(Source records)
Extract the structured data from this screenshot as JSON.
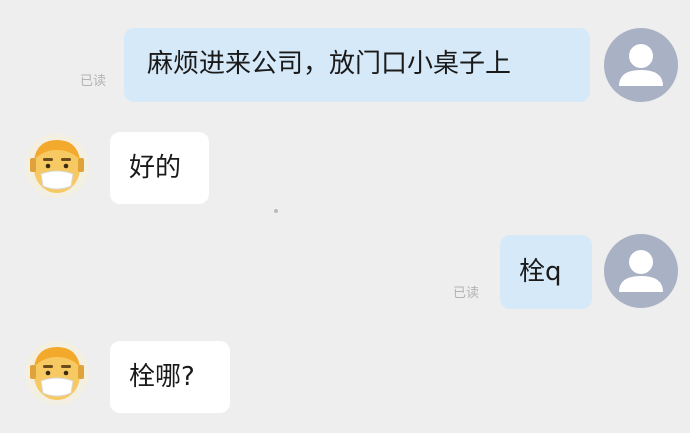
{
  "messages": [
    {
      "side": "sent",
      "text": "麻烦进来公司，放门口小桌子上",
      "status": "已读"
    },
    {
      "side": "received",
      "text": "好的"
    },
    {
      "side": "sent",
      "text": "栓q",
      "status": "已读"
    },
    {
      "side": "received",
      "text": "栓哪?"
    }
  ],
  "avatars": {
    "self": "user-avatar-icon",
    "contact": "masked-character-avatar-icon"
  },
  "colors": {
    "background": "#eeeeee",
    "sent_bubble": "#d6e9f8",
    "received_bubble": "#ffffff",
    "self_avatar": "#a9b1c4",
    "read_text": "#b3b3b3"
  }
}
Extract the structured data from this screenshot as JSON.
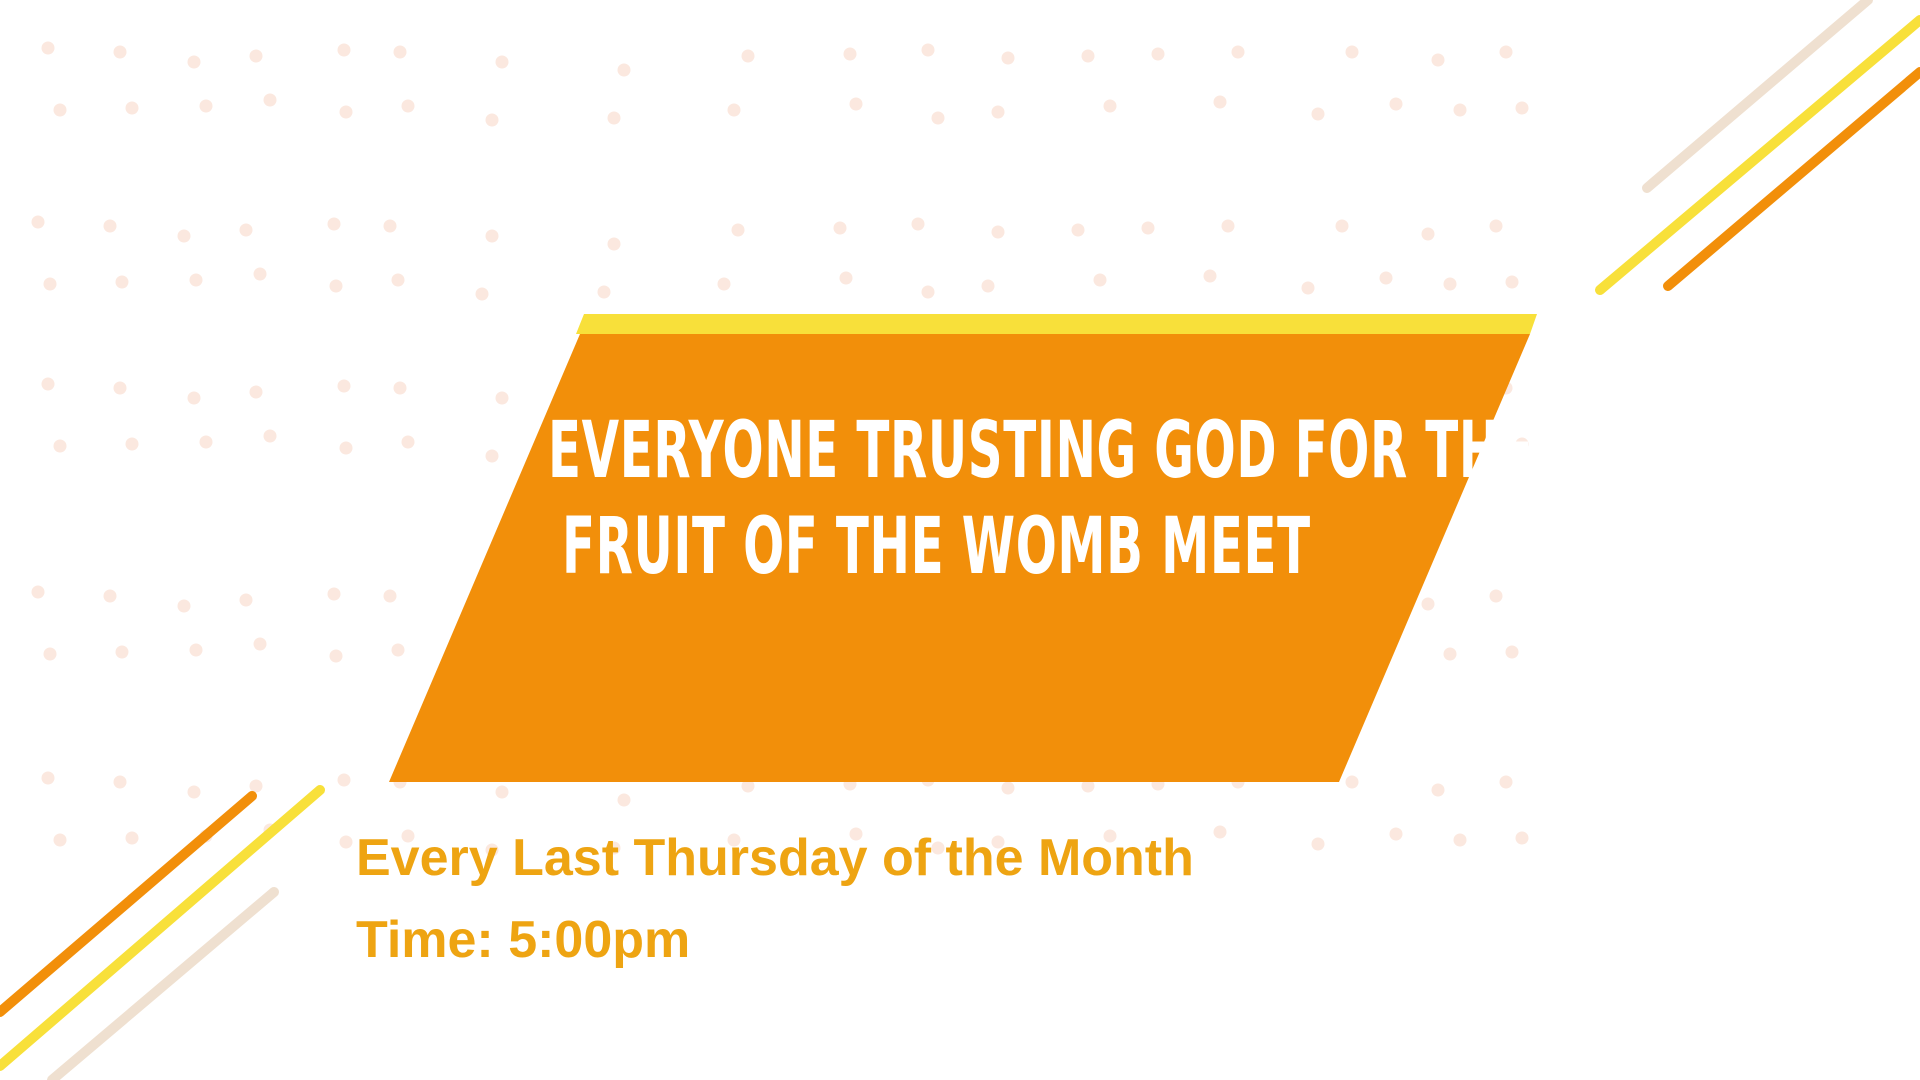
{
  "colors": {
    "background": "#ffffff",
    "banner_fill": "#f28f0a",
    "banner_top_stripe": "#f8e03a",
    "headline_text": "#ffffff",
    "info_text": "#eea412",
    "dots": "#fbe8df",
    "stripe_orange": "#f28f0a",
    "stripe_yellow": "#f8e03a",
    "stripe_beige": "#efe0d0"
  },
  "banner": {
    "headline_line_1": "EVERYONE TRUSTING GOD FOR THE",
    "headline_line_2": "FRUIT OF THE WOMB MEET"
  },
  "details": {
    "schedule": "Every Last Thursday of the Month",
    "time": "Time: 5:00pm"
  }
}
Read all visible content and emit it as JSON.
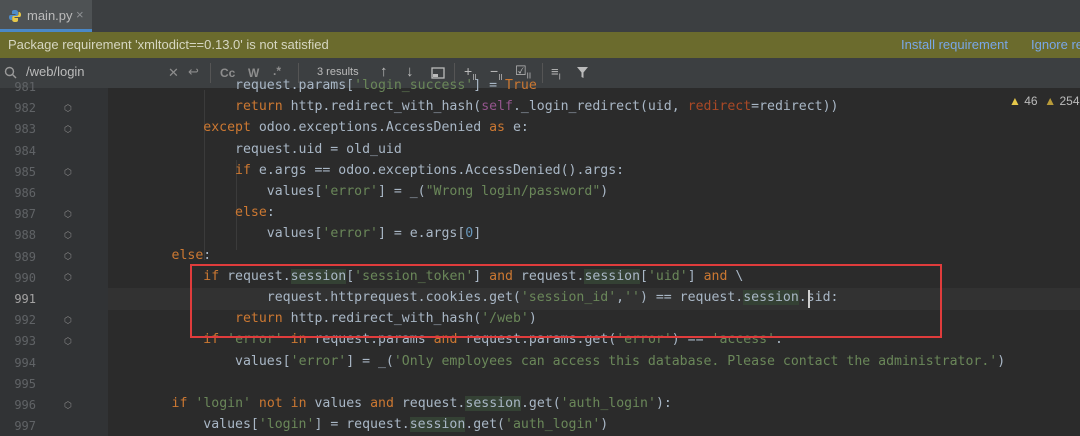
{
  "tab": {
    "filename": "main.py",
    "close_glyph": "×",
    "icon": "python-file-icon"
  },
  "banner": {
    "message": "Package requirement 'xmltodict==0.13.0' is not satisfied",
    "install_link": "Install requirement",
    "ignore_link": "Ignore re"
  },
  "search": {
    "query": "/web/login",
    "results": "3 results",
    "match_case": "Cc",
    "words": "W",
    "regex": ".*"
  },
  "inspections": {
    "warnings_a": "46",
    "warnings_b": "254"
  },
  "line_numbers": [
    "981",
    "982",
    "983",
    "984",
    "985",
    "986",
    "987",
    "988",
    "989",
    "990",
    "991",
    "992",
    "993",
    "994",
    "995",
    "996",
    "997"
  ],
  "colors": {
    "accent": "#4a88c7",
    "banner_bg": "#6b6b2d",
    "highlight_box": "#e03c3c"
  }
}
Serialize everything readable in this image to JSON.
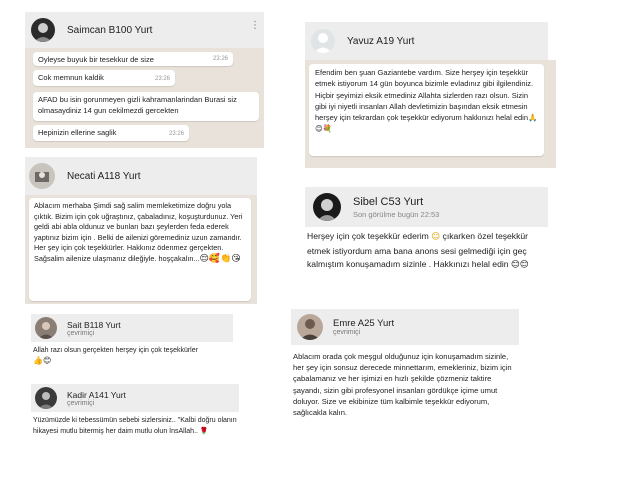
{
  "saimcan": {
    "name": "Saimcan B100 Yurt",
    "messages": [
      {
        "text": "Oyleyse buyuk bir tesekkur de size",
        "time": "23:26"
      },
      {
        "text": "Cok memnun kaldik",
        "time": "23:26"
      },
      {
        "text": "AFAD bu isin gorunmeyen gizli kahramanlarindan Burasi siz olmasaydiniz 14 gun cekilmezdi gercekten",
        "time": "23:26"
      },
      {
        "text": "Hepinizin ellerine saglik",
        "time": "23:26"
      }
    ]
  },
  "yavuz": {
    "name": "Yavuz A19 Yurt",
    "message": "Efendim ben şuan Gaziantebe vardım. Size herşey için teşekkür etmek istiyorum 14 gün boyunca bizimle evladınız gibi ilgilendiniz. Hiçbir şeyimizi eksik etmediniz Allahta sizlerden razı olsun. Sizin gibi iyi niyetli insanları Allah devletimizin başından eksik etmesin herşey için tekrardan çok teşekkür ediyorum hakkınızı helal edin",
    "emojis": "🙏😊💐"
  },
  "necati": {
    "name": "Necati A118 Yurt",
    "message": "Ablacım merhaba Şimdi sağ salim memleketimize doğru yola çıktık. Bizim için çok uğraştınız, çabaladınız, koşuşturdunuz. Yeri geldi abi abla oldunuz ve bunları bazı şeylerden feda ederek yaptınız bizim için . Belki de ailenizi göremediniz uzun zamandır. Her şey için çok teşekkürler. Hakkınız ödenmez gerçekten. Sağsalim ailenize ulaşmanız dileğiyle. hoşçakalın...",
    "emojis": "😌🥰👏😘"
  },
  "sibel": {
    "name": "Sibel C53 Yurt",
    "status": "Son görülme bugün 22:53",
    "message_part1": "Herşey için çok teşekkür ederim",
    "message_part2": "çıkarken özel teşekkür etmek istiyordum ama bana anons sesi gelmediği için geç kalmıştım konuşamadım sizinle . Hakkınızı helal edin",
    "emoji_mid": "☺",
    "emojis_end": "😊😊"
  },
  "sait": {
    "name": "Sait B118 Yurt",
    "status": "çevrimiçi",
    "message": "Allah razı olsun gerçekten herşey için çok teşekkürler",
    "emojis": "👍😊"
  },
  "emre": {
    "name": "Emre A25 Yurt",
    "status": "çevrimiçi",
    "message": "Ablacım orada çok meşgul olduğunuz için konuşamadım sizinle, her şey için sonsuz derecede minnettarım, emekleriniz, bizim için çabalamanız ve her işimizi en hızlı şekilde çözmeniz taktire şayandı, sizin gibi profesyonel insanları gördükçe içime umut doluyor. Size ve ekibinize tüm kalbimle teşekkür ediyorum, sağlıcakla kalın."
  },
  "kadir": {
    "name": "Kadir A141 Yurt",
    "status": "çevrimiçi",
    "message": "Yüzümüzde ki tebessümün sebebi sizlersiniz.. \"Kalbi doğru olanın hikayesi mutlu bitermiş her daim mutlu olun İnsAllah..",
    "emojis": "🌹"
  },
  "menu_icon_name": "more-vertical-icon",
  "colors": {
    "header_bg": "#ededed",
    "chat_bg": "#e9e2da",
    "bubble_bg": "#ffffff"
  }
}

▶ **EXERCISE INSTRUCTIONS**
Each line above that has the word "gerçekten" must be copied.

▶ **TASK RESULT**
    "message": "Ablacım merhaba Şimdi sağ salim memleketimize doğru yola çıktık. Bizim için çok uğraştınız, çabaladınız, koşuşturdunuz. Yeri geldi abi abla oldunuz ve bunları bazı şeylerden feda ederek yaptınız bizim için . Belki de ailenizi göremediniz uzun zamandır. Her şey için çok teşekkürler. Hakkınız ödenmez gerçekten. Sağsalim ailenize ulaşmanız dileğiyle. hoşçakalın...",
    "message": "Allah razı olsun gerçekten herşey için çok teşekkürler",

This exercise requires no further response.